[Dataset entries]
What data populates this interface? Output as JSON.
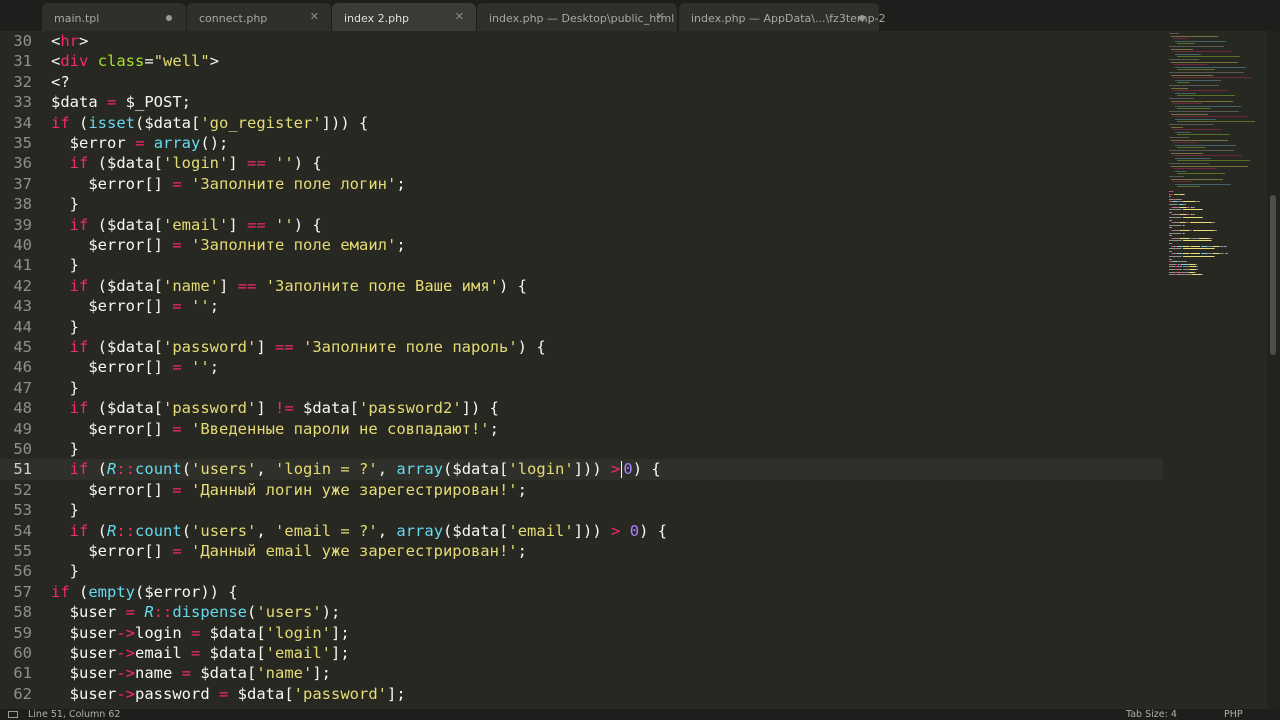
{
  "tabs": [
    {
      "label": "main.tpl",
      "state": "modified"
    },
    {
      "label": "connect.php",
      "state": "close"
    },
    {
      "label": "index 2.php",
      "state": "close",
      "active": true
    },
    {
      "label": "index.php — Desktop\\public_html",
      "state": "close"
    },
    {
      "label": "index.php — AppData\\...\\fz3temp-2",
      "state": "modified"
    }
  ],
  "current_line": 51,
  "lines": [
    {
      "n": "30",
      "tokens": [
        [
          "p",
          "<"
        ],
        [
          "t",
          "hr"
        ],
        [
          "p",
          ">"
        ]
      ]
    },
    {
      "n": "31",
      "tokens": [
        [
          "p",
          "<"
        ],
        [
          "t",
          "div"
        ],
        [
          "p",
          " "
        ],
        [
          "a",
          "class"
        ],
        [
          "p",
          "="
        ],
        [
          "s",
          "\"well\""
        ],
        [
          "p",
          ">"
        ]
      ]
    },
    {
      "n": "32",
      "tokens": [
        [
          "p",
          "<?"
        ]
      ]
    },
    {
      "n": "33",
      "tokens": [
        [
          "p",
          "$data "
        ],
        [
          "t",
          "="
        ],
        [
          "p",
          " $_POST;"
        ]
      ]
    },
    {
      "n": "34",
      "tokens": [
        [
          "t",
          "if"
        ],
        [
          "p",
          " ("
        ],
        [
          "f",
          "isset"
        ],
        [
          "p",
          "($data["
        ],
        [
          "s",
          "'go_register'"
        ],
        [
          "p",
          "])) {"
        ]
      ]
    },
    {
      "n": "35",
      "tokens": [
        [
          "p",
          "  $error "
        ],
        [
          "t",
          "="
        ],
        [
          "p",
          " "
        ],
        [
          "f",
          "array"
        ],
        [
          "p",
          "();"
        ]
      ]
    },
    {
      "n": "36",
      "tokens": [
        [
          "p",
          "  "
        ],
        [
          "t",
          "if"
        ],
        [
          "p",
          " ($data["
        ],
        [
          "s",
          "'login'"
        ],
        [
          "p",
          "] "
        ],
        [
          "t",
          "=="
        ],
        [
          "p",
          " "
        ],
        [
          "s",
          "''"
        ],
        [
          "p",
          ") {"
        ]
      ]
    },
    {
      "n": "37",
      "tokens": [
        [
          "p",
          "    $error[] "
        ],
        [
          "t",
          "="
        ],
        [
          "p",
          " "
        ],
        [
          "s",
          "'Заполните поле логин'"
        ],
        [
          "p",
          ";"
        ]
      ]
    },
    {
      "n": "38",
      "tokens": [
        [
          "p",
          "  }"
        ]
      ]
    },
    {
      "n": "39",
      "tokens": [
        [
          "p",
          "  "
        ],
        [
          "t",
          "if"
        ],
        [
          "p",
          " ($data["
        ],
        [
          "s",
          "'email'"
        ],
        [
          "p",
          "] "
        ],
        [
          "t",
          "=="
        ],
        [
          "p",
          " "
        ],
        [
          "s",
          "''"
        ],
        [
          "p",
          ") {"
        ]
      ]
    },
    {
      "n": "40",
      "tokens": [
        [
          "p",
          "    $error[] "
        ],
        [
          "t",
          "="
        ],
        [
          "p",
          " "
        ],
        [
          "s",
          "'Заполните поле емаил'"
        ],
        [
          "p",
          ";"
        ]
      ]
    },
    {
      "n": "41",
      "tokens": [
        [
          "p",
          "  }"
        ]
      ]
    },
    {
      "n": "42",
      "tokens": [
        [
          "p",
          "  "
        ],
        [
          "t",
          "if"
        ],
        [
          "p",
          " ($data["
        ],
        [
          "s",
          "'name'"
        ],
        [
          "p",
          "] "
        ],
        [
          "t",
          "=="
        ],
        [
          "p",
          " "
        ],
        [
          "s",
          "'Заполните поле Ваше имя'"
        ],
        [
          "p",
          ") {"
        ]
      ]
    },
    {
      "n": "43",
      "tokens": [
        [
          "p",
          "    $error[] "
        ],
        [
          "t",
          "="
        ],
        [
          "p",
          " "
        ],
        [
          "s",
          "''"
        ],
        [
          "p",
          ";"
        ]
      ]
    },
    {
      "n": "44",
      "tokens": [
        [
          "p",
          "  }"
        ]
      ]
    },
    {
      "n": "45",
      "tokens": [
        [
          "p",
          "  "
        ],
        [
          "t",
          "if"
        ],
        [
          "p",
          " ($data["
        ],
        [
          "s",
          "'password'"
        ],
        [
          "p",
          "] "
        ],
        [
          "t",
          "=="
        ],
        [
          "p",
          " "
        ],
        [
          "s",
          "'Заполните поле пароль'"
        ],
        [
          "p",
          ") {"
        ]
      ]
    },
    {
      "n": "46",
      "tokens": [
        [
          "p",
          "    $error[] "
        ],
        [
          "t",
          "="
        ],
        [
          "p",
          " "
        ],
        [
          "s",
          "''"
        ],
        [
          "p",
          ";"
        ]
      ]
    },
    {
      "n": "47",
      "tokens": [
        [
          "p",
          "  }"
        ]
      ]
    },
    {
      "n": "48",
      "tokens": [
        [
          "p",
          "  "
        ],
        [
          "t",
          "if"
        ],
        [
          "p",
          " ($data["
        ],
        [
          "s",
          "'password'"
        ],
        [
          "p",
          "] "
        ],
        [
          "t",
          "!="
        ],
        [
          "p",
          " $data["
        ],
        [
          "s",
          "'password2'"
        ],
        [
          "p",
          "]) {"
        ]
      ]
    },
    {
      "n": "49",
      "tokens": [
        [
          "p",
          "    $error[] "
        ],
        [
          "t",
          "="
        ],
        [
          "p",
          " "
        ],
        [
          "s",
          "'Введенные пароли не совпадают!'"
        ],
        [
          "p",
          ";"
        ]
      ]
    },
    {
      "n": "50",
      "tokens": [
        [
          "p",
          "  }"
        ]
      ]
    },
    {
      "n": "51",
      "tokens": [
        [
          "p",
          "  "
        ],
        [
          "t",
          "if"
        ],
        [
          "p",
          " ("
        ],
        [
          "c",
          "R"
        ],
        [
          "t",
          "::"
        ],
        [
          "f",
          "count"
        ],
        [
          "p",
          "("
        ],
        [
          "s",
          "'users'"
        ],
        [
          "p",
          ", "
        ],
        [
          "s",
          "'login = ?'"
        ],
        [
          "p",
          ", "
        ],
        [
          "f",
          "array"
        ],
        [
          "p",
          "($data["
        ],
        [
          "s",
          "'login'"
        ],
        [
          "p",
          "])) "
        ],
        [
          "t",
          ">"
        ],
        [
          "cursor",
          ""
        ],
        [
          "n",
          "0"
        ],
        [
          "p",
          ") {"
        ]
      ]
    },
    {
      "n": "52",
      "tokens": [
        [
          "p",
          "    $error[] "
        ],
        [
          "t",
          "="
        ],
        [
          "p",
          " "
        ],
        [
          "s",
          "'Данный логин уже зарегестрирован!'"
        ],
        [
          "p",
          ";"
        ]
      ]
    },
    {
      "n": "53",
      "tokens": [
        [
          "p",
          "  }"
        ]
      ]
    },
    {
      "n": "54",
      "tokens": [
        [
          "p",
          "  "
        ],
        [
          "t",
          "if"
        ],
        [
          "p",
          " ("
        ],
        [
          "c",
          "R"
        ],
        [
          "t",
          "::"
        ],
        [
          "f",
          "count"
        ],
        [
          "p",
          "("
        ],
        [
          "s",
          "'users'"
        ],
        [
          "p",
          ", "
        ],
        [
          "s",
          "'email = ?'"
        ],
        [
          "p",
          ", "
        ],
        [
          "f",
          "array"
        ],
        [
          "p",
          "($data["
        ],
        [
          "s",
          "'email'"
        ],
        [
          "p",
          "])) "
        ],
        [
          "t",
          ">"
        ],
        [
          "p",
          " "
        ],
        [
          "n",
          "0"
        ],
        [
          "p",
          ") {"
        ]
      ]
    },
    {
      "n": "55",
      "tokens": [
        [
          "p",
          "    $error[] "
        ],
        [
          "t",
          "="
        ],
        [
          "p",
          " "
        ],
        [
          "s",
          "'Данный email уже зарегестрирован!'"
        ],
        [
          "p",
          ";"
        ]
      ]
    },
    {
      "n": "56",
      "tokens": [
        [
          "p",
          "  }"
        ]
      ]
    },
    {
      "n": "57",
      "tokens": [
        [
          "t",
          "if"
        ],
        [
          "p",
          " ("
        ],
        [
          "f",
          "empty"
        ],
        [
          "p",
          "($error)) {"
        ]
      ]
    },
    {
      "n": "58",
      "tokens": [
        [
          "p",
          "  $user "
        ],
        [
          "t",
          "="
        ],
        [
          "p",
          " "
        ],
        [
          "c",
          "R"
        ],
        [
          "t",
          "::"
        ],
        [
          "f",
          "dispense"
        ],
        [
          "p",
          "("
        ],
        [
          "s",
          "'users'"
        ],
        [
          "p",
          ");"
        ]
      ]
    },
    {
      "n": "59",
      "tokens": [
        [
          "p",
          "  $user"
        ],
        [
          "t",
          "->"
        ],
        [
          "p",
          "login "
        ],
        [
          "t",
          "="
        ],
        [
          "p",
          " $data["
        ],
        [
          "s",
          "'login'"
        ],
        [
          "p",
          "];"
        ]
      ]
    },
    {
      "n": "60",
      "tokens": [
        [
          "p",
          "  $user"
        ],
        [
          "t",
          "->"
        ],
        [
          "p",
          "email "
        ],
        [
          "t",
          "="
        ],
        [
          "p",
          " $data["
        ],
        [
          "s",
          "'email'"
        ],
        [
          "p",
          "];"
        ]
      ]
    },
    {
      "n": "61",
      "tokens": [
        [
          "p",
          "  $user"
        ],
        [
          "t",
          "->"
        ],
        [
          "p",
          "name "
        ],
        [
          "t",
          "="
        ],
        [
          "p",
          " $data["
        ],
        [
          "s",
          "'name'"
        ],
        [
          "p",
          "];"
        ]
      ]
    },
    {
      "n": "62",
      "tokens": [
        [
          "p",
          "  $user"
        ],
        [
          "t",
          "->"
        ],
        [
          "p",
          "password "
        ],
        [
          "t",
          "="
        ],
        [
          "p",
          " $data["
        ],
        [
          "s",
          "'password'"
        ],
        [
          "p",
          "];"
        ]
      ]
    }
  ],
  "status": {
    "position": "Line 51, Column 62",
    "tab_size": "Tab Size: 4",
    "syntax": "PHP"
  },
  "colors": {
    "background": "#272822",
    "keyword": "#f92672",
    "string": "#e6db74",
    "function": "#66d9ef",
    "attribute": "#a6e22e",
    "number": "#ae81ff",
    "text": "#f8f8f2"
  }
}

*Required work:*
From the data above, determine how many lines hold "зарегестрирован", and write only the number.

*Solution:*
2